• _TASK DIRECTIONS_:
Retype the records below exactly as they stand, but with no images.

--- RECORDS PROVIDED ---

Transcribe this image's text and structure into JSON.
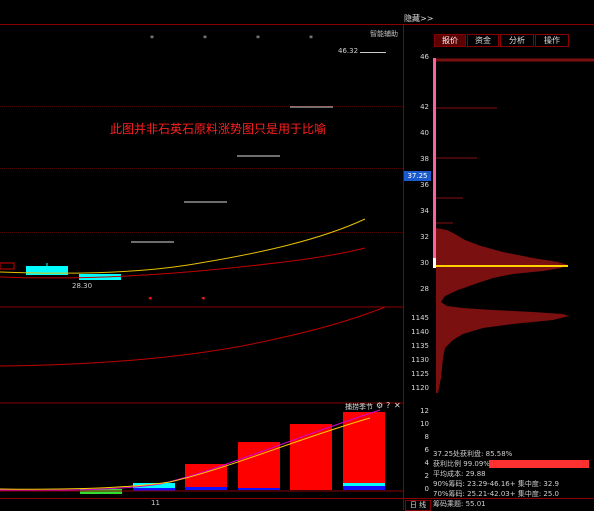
{
  "header": {
    "collapse_label": "隐藏>>"
  },
  "chart_tools": {
    "assist_label": "智能辅助"
  },
  "annotation": {
    "text": "此图并非石英石原料涨势图只是用于比喻"
  },
  "price_labels": {
    "high": "46.32",
    "low": "28.30"
  },
  "right_tabs": [
    "报价",
    "资金",
    "分析",
    "操作"
  ],
  "current_price": "37.25",
  "price_axis": [
    "46",
    "42",
    "40",
    "38",
    "36",
    "34",
    "32",
    "30",
    "28"
  ],
  "indicator_axis": [
    "1145",
    "1140",
    "1135",
    "1130",
    "1125",
    "1120"
  ],
  "bottom_panel": {
    "title": "捕捞季节",
    "question": "?",
    "close": "✕",
    "axis": [
      "12",
      "10",
      "8",
      "6",
      "4",
      "2",
      "0"
    ],
    "x_label": "11"
  },
  "bottom_tabs": {
    "day": "日",
    "line": "线"
  },
  "stats": {
    "profit_line": "37.25处获利盘: 85.58%",
    "profit_ratio_label": "获利比例",
    "profit_ratio_value": "99.09%",
    "avg_cost": "平均成本: 29.88",
    "chip90": "90%筹码: 23.29-46.16+ 集中度: 32.9",
    "chip70": "70%筹码: 25.21-42.03+ 集中度: 25.0",
    "chip_count": "筹码乘题: 55.01"
  },
  "colors": {
    "accent": "#ff0000",
    "cyan": "#00ffff",
    "grid": "#7a0000",
    "yellow": "#ffd000"
  }
}
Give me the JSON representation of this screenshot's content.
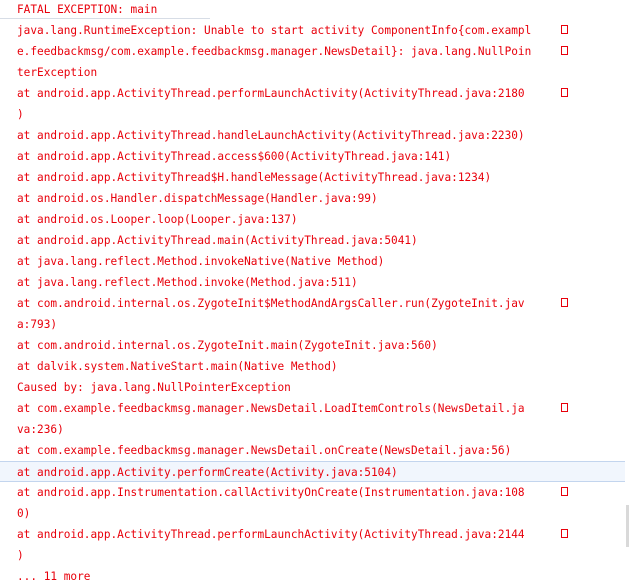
{
  "log": {
    "header": "FATAL EXCEPTION: main",
    "lines": [
      {
        "text": "java.lang.RuntimeException: Unable to start activity ComponentInfo{com.exampl",
        "wrap": true
      },
      {
        "text": "e.feedbackmsg/com.example.feedbackmsg.manager.NewsDetail}: java.lang.NullPoin",
        "wrap": true
      },
      {
        "text": "terException",
        "wrap": false
      },
      {
        "text": "at android.app.ActivityThread.performLaunchActivity(ActivityThread.java:2180",
        "wrap": true
      },
      {
        "text": ")",
        "wrap": false
      },
      {
        "text": "at android.app.ActivityThread.handleLaunchActivity(ActivityThread.java:2230)",
        "wrap": false
      },
      {
        "text": "at android.app.ActivityThread.access$600(ActivityThread.java:141)",
        "wrap": false
      },
      {
        "text": "at android.app.ActivityThread$H.handleMessage(ActivityThread.java:1234)",
        "wrap": false
      },
      {
        "text": "at android.os.Handler.dispatchMessage(Handler.java:99)",
        "wrap": false
      },
      {
        "text": "at android.os.Looper.loop(Looper.java:137)",
        "wrap": false
      },
      {
        "text": "at android.app.ActivityThread.main(ActivityThread.java:5041)",
        "wrap": false
      },
      {
        "text": "at java.lang.reflect.Method.invokeNative(Native Method)",
        "wrap": false
      },
      {
        "text": "at java.lang.reflect.Method.invoke(Method.java:511)",
        "wrap": false
      },
      {
        "text": "at com.android.internal.os.ZygoteInit$MethodAndArgsCaller.run(ZygoteInit.jav",
        "wrap": true
      },
      {
        "text": "a:793)",
        "wrap": false
      },
      {
        "text": "at com.android.internal.os.ZygoteInit.main(ZygoteInit.java:560)",
        "wrap": false
      },
      {
        "text": "at dalvik.system.NativeStart.main(Native Method)",
        "wrap": false
      },
      {
        "text": "Caused by: java.lang.NullPointerException",
        "wrap": false
      },
      {
        "text": "at com.example.feedbackmsg.manager.NewsDetail.LoadItemControls(NewsDetail.ja",
        "wrap": true
      },
      {
        "text": "va:236)",
        "wrap": false
      },
      {
        "text": "at com.example.feedbackmsg.manager.NewsDetail.onCreate(NewsDetail.java:56)",
        "wrap": false
      },
      {
        "text": "at android.app.Activity.performCreate(Activity.java:5104)",
        "wrap": false,
        "selected": true
      },
      {
        "text": "at android.app.Instrumentation.callActivityOnCreate(Instrumentation.java:108",
        "wrap": true
      },
      {
        "text": "0)",
        "wrap": false
      },
      {
        "text": "at android.app.ActivityThread.performLaunchActivity(ActivityThread.java:2144",
        "wrap": true
      },
      {
        "text": ")",
        "wrap": false
      },
      {
        "text": "... 11 more",
        "wrap": false
      }
    ]
  },
  "colors": {
    "text": "#e8000b",
    "background": "#ffffff",
    "selection": "#f1f6fd"
  }
}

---

• _TASK ANSWER_:
Transcribe this image's text and structure into JSON.
{
  "header": {
    "collapse_label": "隐藏>>"
  },
  "chart_tools": {
    "assist_label": "智能辅助"
  },
  "annotation": {
    "text": "此图并非石英石原料涨势图只是用于比喻"
  },
  "price_labels": {
    "high": "46.32",
    "low": "28.30"
  },
  "right_tabs": [
    "报价",
    "资金",
    "分析",
    "操作"
  ],
  "current_price": "37.25",
  "price_axis": [
    "46",
    "42",
    "40",
    "38",
    "36",
    "34",
    "32",
    "30",
    "28"
  ],
  "indicator_axis": [
    "1145",
    "1140",
    "1135",
    "1130",
    "1125",
    "1120"
  ],
  "bottom_panel": {
    "title": "捕捞季节",
    "question": "?",
    "close": "✕",
    "axis": [
      "12",
      "10",
      "8",
      "6",
      "4",
      "2",
      "0"
    ],
    "x_label": "11"
  },
  "bottom_tabs": {
    "day": "日",
    "line": "线"
  },
  "stats": {
    "profit_line": "37.25处获利盘: 85.58%",
    "profit_ratio_label": "获利比例",
    "profit_ratio_value": "99.09%",
    "avg_cost": "平均成本: 29.88",
    "chip90": "90%筹码: 23.29-46.16+ 集中度: 32.9",
    "chip70": "70%筹码: 25.21-42.03+ 集中度: 25.0",
    "chip_count": "筹码乘题: 55.01"
  },
  "colors": {
    "accent": "#ff0000",
    "cyan": "#00ffff",
    "grid": "#7a0000",
    "yellow": "#ffd000"
  }
}
Give me the JSON representation of this screenshot's content.
{
  "log": {
    "header": "FATAL EXCEPTION: main",
    "lines": [
      {
        "text": "java.lang.RuntimeException: Unable to start activity ComponentInfo{com.exampl",
        "wrap": true
      },
      {
        "text": "e.feedbackmsg/com.example.feedbackmsg.manager.NewsDetail}: java.lang.NullPoin",
        "wrap": true
      },
      {
        "text": "terException",
        "wrap": false
      },
      {
        "text": "at android.app.ActivityThread.performLaunchActivity(ActivityThread.java:2180",
        "wrap": true
      },
      {
        "text": ")",
        "wrap": false
      },
      {
        "text": "at android.app.ActivityThread.handleLaunchActivity(ActivityThread.java:2230)",
        "wrap": false
      },
      {
        "text": "at android.app.ActivityThread.access$600(ActivityThread.java:141)",
        "wrap": false
      },
      {
        "text": "at android.app.ActivityThread$H.handleMessage(ActivityThread.java:1234)",
        "wrap": false
      },
      {
        "text": "at android.os.Handler.dispatchMessage(Handler.java:99)",
        "wrap": false
      },
      {
        "text": "at android.os.Looper.loop(Looper.java:137)",
        "wrap": false
      },
      {
        "text": "at android.app.ActivityThread.main(ActivityThread.java:5041)",
        "wrap": false
      },
      {
        "text": "at java.lang.reflect.Method.invokeNative(Native Method)",
        "wrap": false
      },
      {
        "text": "at java.lang.reflect.Method.invoke(Method.java:511)",
        "wrap": false
      },
      {
        "text": "at com.android.internal.os.ZygoteInit$MethodAndArgsCaller.run(ZygoteInit.jav",
        "wrap": true
      },
      {
        "text": "a:793)",
        "wrap": false
      },
      {
        "text": "at com.android.internal.os.ZygoteInit.main(ZygoteInit.java:560)",
        "wrap": false
      },
      {
        "text": "at dalvik.system.NativeStart.main(Native Method)",
        "wrap": false
      },
      {
        "text": "Caused by: java.lang.NullPointerException",
        "wrap": false
      },
      {
        "text": "at com.example.feedbackmsg.manager.NewsDetail.LoadItemControls(NewsDetail.ja",
        "wrap": true
      },
      {
        "text": "va:236)",
        "wrap": false
      },
      {
        "text": "at com.example.feedbackmsg.manager.NewsDetail.onCreate(NewsDetail.java:56)",
        "wrap": false
      },
      {
        "text": "at android.app.Activity.performCreate(Activity.java:5104)",
        "wrap": false,
        "selected": true
      },
      {
        "text": "at android.app.Instrumentation.callActivityOnCreate(Instrumentation.java:108",
        "wrap": true
      },
      {
        "text": "0)",
        "wrap": false
      },
      {
        "text": "at android.app.ActivityThread.performLaunchActivity(ActivityThread.java:2144",
        "wrap": true
      },
      {
        "text": ")",
        "wrap": false
      },
      {
        "text": "... 11 more",
        "wrap": false
      }
    ]
  },
  "colors": {
    "text": "#e8000b",
    "background": "#ffffff",
    "selection": "#f1f6fd"
  }
}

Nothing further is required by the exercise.